* _Task statement_
What is needed is an exact copy of the entries, with the pictures excluded.

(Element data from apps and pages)
= Beginning of Section =
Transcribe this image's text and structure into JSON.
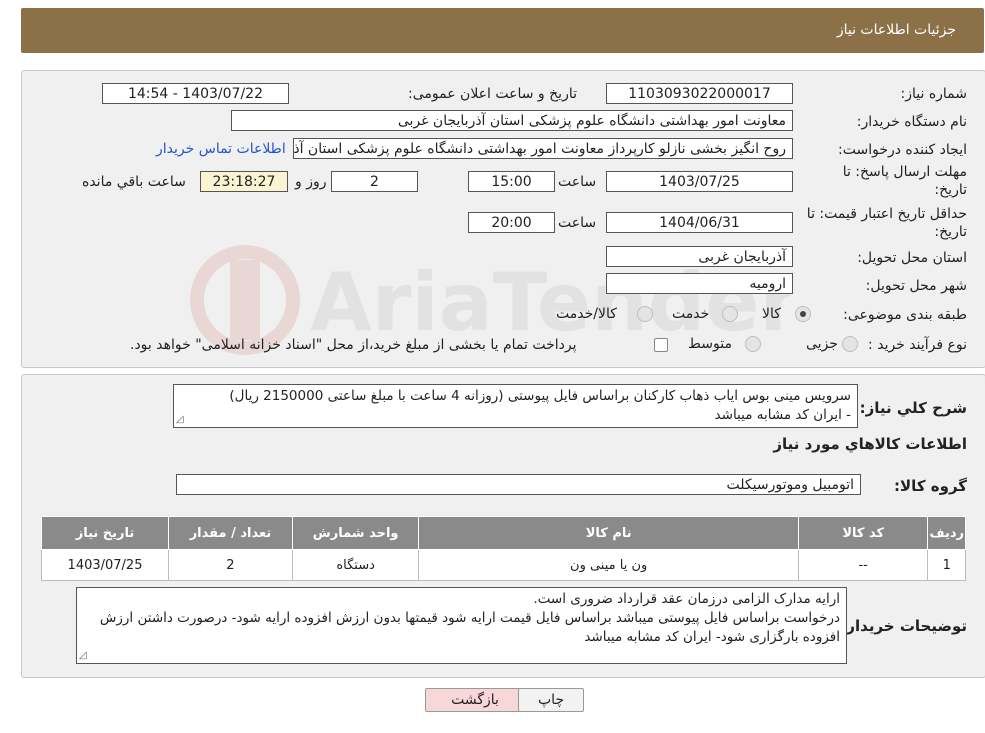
{
  "header": {
    "title": "جزئیات اطلاعات نیاز"
  },
  "form": {
    "need_number_label": "شماره نیاز:",
    "need_number": "1103093022000017",
    "announce_label": "تاریخ و ساعت اعلان عمومی:",
    "announce_value": "1403/07/22 - 14:54",
    "buyer_org_label": "نام دستگاه خریدار:",
    "buyer_org": "معاونت امور بهداشتی دانشگاه علوم پزشکی استان آذربایجان غربی",
    "creator_label": "ایجاد کننده درخواست:",
    "creator": "روح انگیز بخشی نازلو کارپرداز معاونت امور بهداشتی دانشگاه علوم پزشکی استان آذربایجان غربی",
    "contact_link": "اطلاعات تماس خریدار",
    "deadline_label_1": "مهلت ارسال پاسخ: تا",
    "deadline_label_2": "تاریخ:",
    "deadline_date": "1403/07/25",
    "time_label": "ساعت",
    "deadline_time": "15:00",
    "days_value": "2",
    "days_label": "روز و",
    "remaining_time": "23:18:27",
    "remaining_label": "ساعت باقي مانده",
    "validity_label_1": "حداقل تاريخ اعتبار قيمت: تا",
    "validity_label_2": "تاريخ:",
    "validity_date": "1404/06/31",
    "validity_time": "20:00",
    "province_label": "استان محل تحویل:",
    "province": "آذربایجان غربی",
    "city_label": "شهر محل تحویل:",
    "city": "ارومیه",
    "category_label": "طبقه بندی موضوعی:",
    "category_options": [
      "کالا",
      "خدمت",
      "کالا/خدمت"
    ],
    "process_label": "نوع فرآیند خرید :",
    "process_options": [
      "جزیی",
      "متوسط"
    ],
    "payment_note": "پرداخت تمام یا بخشی از مبلغ خرید،از محل \"اسناد خزانه اسلامی\" خواهد بود."
  },
  "details": {
    "description_label": "شرح کلي نياز:",
    "description": "سرویس مینی بوس ایاب ذهاب کارکنان براساس فایل پیوستی (روزانه 4 ساعت با مبلغ ساعتی 2150000 ریال)\n- ایران کد مشابه میباشد",
    "goods_info_title": "اطلاعات کالاهاي مورد نياز",
    "goods_group_label": "گروه کالا:",
    "goods_group": "اتومبیل وموتورسیکلت",
    "table": {
      "headers": [
        "رديف",
        "کد کالا",
        "نام کالا",
        "واحد شمارش",
        "تعداد / مقدار",
        "تاریخ نیاز"
      ],
      "rows": [
        [
          "1",
          "--",
          "ون یا مینی ون",
          "دستگاه",
          "2",
          "1403/07/25"
        ]
      ]
    },
    "buyer_notes_label": "توضیحات خریدار:",
    "buyer_notes": "ارایه مدارک الزامی درزمان عقد قرارداد ضروری است.\nدرخواست براساس فایل پیوستی میباشد براساس فایل قیمت ارایه شود قیمتها بدون ارزش افزوده ارایه شود- درصورت داشتن ارزش افزوده بارگزاری شود- ایران کد مشابه میباشد"
  },
  "buttons": {
    "print": "چاپ",
    "back": "بازگشت"
  },
  "colors": {
    "header": "#8c7048",
    "back_button": "#f7d7d7",
    "link": "#2255cc"
  }
}
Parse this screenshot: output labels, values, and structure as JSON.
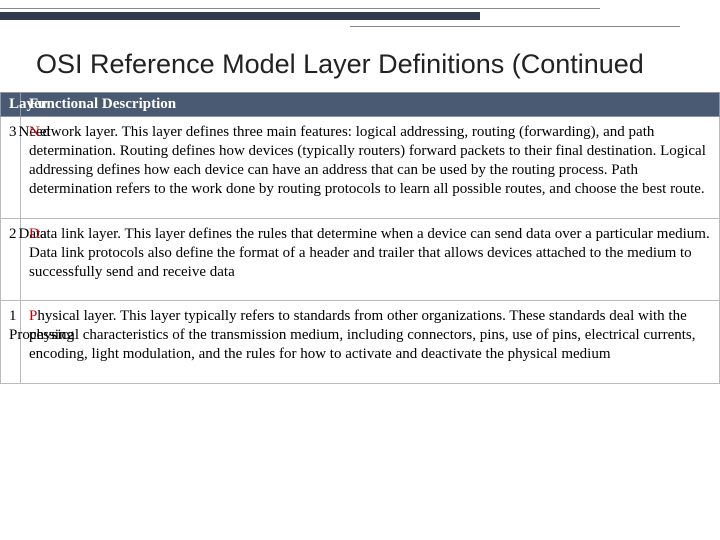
{
  "title": "OSI Reference Model Layer Definitions (Continued",
  "headers": {
    "layer": "Layer",
    "desc": "Functional Description"
  },
  "rows": [
    {
      "num": "3",
      "name": "Need",
      "prefix": "N",
      "desc": "etwork layer. This layer defines three main features: logical addressing, routing (forwarding), and path determination. Routing defines how devices (typically routers) forward packets to their final destination. Logical addressing defines how each device can have an address that can be used by the routing process. Path determination refers to the work done by routing protocols to learn all possible routes, and choose the best route."
    },
    {
      "num": "2",
      "name": "Data",
      "prefix": "D",
      "desc": "ata link layer. This layer defines the rules that determine when a device can send data over a particular medium. Data link protocols also define the format of a header and trailer that allows devices attached to the medium to successfully send and receive data"
    },
    {
      "num": "1",
      "name": "Processing",
      "prefix": "P",
      "desc": "hysical layer. This layer typically refers to standards from other organizations. These standards deal with the physical characteristics of the transmission medium, including connectors, pins, use of pins, electrical currents, encoding, light modulation, and the rules for how to activate and deactivate the physical medium"
    }
  ]
}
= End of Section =
* _Result for this exercise_
Transcribe this image's text and structure into JSON.
{
  "header": {
    "title": "جزئیات اطلاعات نیاز"
  },
  "form": {
    "need_number_label": "شماره نیاز:",
    "need_number": "1103093022000017",
    "announce_label": "تاریخ و ساعت اعلان عمومی:",
    "announce_value": "1403/07/22 - 14:54",
    "buyer_org_label": "نام دستگاه خریدار:",
    "buyer_org": "معاونت امور بهداشتی دانشگاه علوم پزشکی استان آذربایجان غربی",
    "creator_label": "ایجاد کننده درخواست:",
    "creator": "روح انگیز بخشی نازلو کارپرداز معاونت امور بهداشتی دانشگاه علوم پزشکی استان آذربایجان غربی",
    "contact_link": "اطلاعات تماس خریدار",
    "deadline_label_1": "مهلت ارسال پاسخ: تا",
    "deadline_label_2": "تاریخ:",
    "deadline_date": "1403/07/25",
    "time_label": "ساعت",
    "deadline_time": "15:00",
    "days_value": "2",
    "days_label": "روز و",
    "remaining_time": "23:18:27",
    "remaining_label": "ساعت باقي مانده",
    "validity_label_1": "حداقل تاريخ اعتبار قيمت: تا",
    "validity_label_2": "تاريخ:",
    "validity_date": "1404/06/31",
    "validity_time": "20:00",
    "province_label": "استان محل تحویل:",
    "province": "آذربایجان غربی",
    "city_label": "شهر محل تحویل:",
    "city": "ارومیه",
    "category_label": "طبقه بندی موضوعی:",
    "category_options": [
      "کالا",
      "خدمت",
      "کالا/خدمت"
    ],
    "process_label": "نوع فرآیند خرید :",
    "process_options": [
      "جزیی",
      "متوسط"
    ],
    "payment_note": "پرداخت تمام یا بخشی از مبلغ خرید،از محل \"اسناد خزانه اسلامی\" خواهد بود."
  },
  "details": {
    "description_label": "شرح کلي نياز:",
    "description": "سرویس مینی بوس ایاب ذهاب کارکنان براساس فایل پیوستی (روزانه 4 ساعت با مبلغ ساعتی 2150000 ریال)\n- ایران کد مشابه میباشد",
    "goods_info_title": "اطلاعات کالاهاي مورد نياز",
    "goods_group_label": "گروه کالا:",
    "goods_group": "اتومبیل وموتورسیکلت",
    "table": {
      "headers": [
        "رديف",
        "کد کالا",
        "نام کالا",
        "واحد شمارش",
        "تعداد / مقدار",
        "تاریخ نیاز"
      ],
      "rows": [
        [
          "1",
          "--",
          "ون یا مینی ون",
          "دستگاه",
          "2",
          "1403/07/25"
        ]
      ]
    },
    "buyer_notes_label": "توضیحات خریدار:",
    "buyer_notes": "ارایه مدارک الزامی درزمان عقد قرارداد ضروری است.\nدرخواست براساس فایل پیوستی میباشد براساس فایل قیمت ارایه شود قیمتها بدون ارزش افزوده ارایه شود- درصورت داشتن ارزش افزوده بارگزاری شود- ایران کد مشابه میباشد"
  },
  "buttons": {
    "print": "چاپ",
    "back": "بازگشت"
  },
  "colors": {
    "header": "#8c7048",
    "back_button": "#f7d7d7",
    "link": "#2255cc"
  }
}
Parse this screenshot: output labels, values, and structure as JSON.
{
  "title": "OSI Reference Model Layer Definitions (Continued",
  "headers": {
    "layer": "Layer",
    "desc": "Functional Description"
  },
  "rows": [
    {
      "num": "3",
      "name": "Need",
      "prefix": "N",
      "desc": "etwork layer. This layer defines three main features: logical addressing, routing (forwarding), and path determination. Routing defines how devices (typically routers) forward packets to their final destination. Logical addressing defines how each device can have an address that can be used by the routing process. Path determination refers to the work done by routing protocols to learn all possible routes, and choose the best route."
    },
    {
      "num": "2",
      "name": "Data",
      "prefix": "D",
      "desc": "ata link layer. This layer defines the rules that determine when a device can send data over a particular medium. Data link protocols also define the format of a header and trailer that allows devices attached to the medium to successfully send and receive data"
    },
    {
      "num": "1",
      "name": "Processing",
      "prefix": "P",
      "desc": "hysical layer. This layer typically refers to standards from other organizations. These standards deal with the physical characteristics of the transmission medium, including connectors, pins, use of pins, electrical currents, encoding, light modulation, and the rules for how to activate and deactivate the physical medium"
    }
  ]
}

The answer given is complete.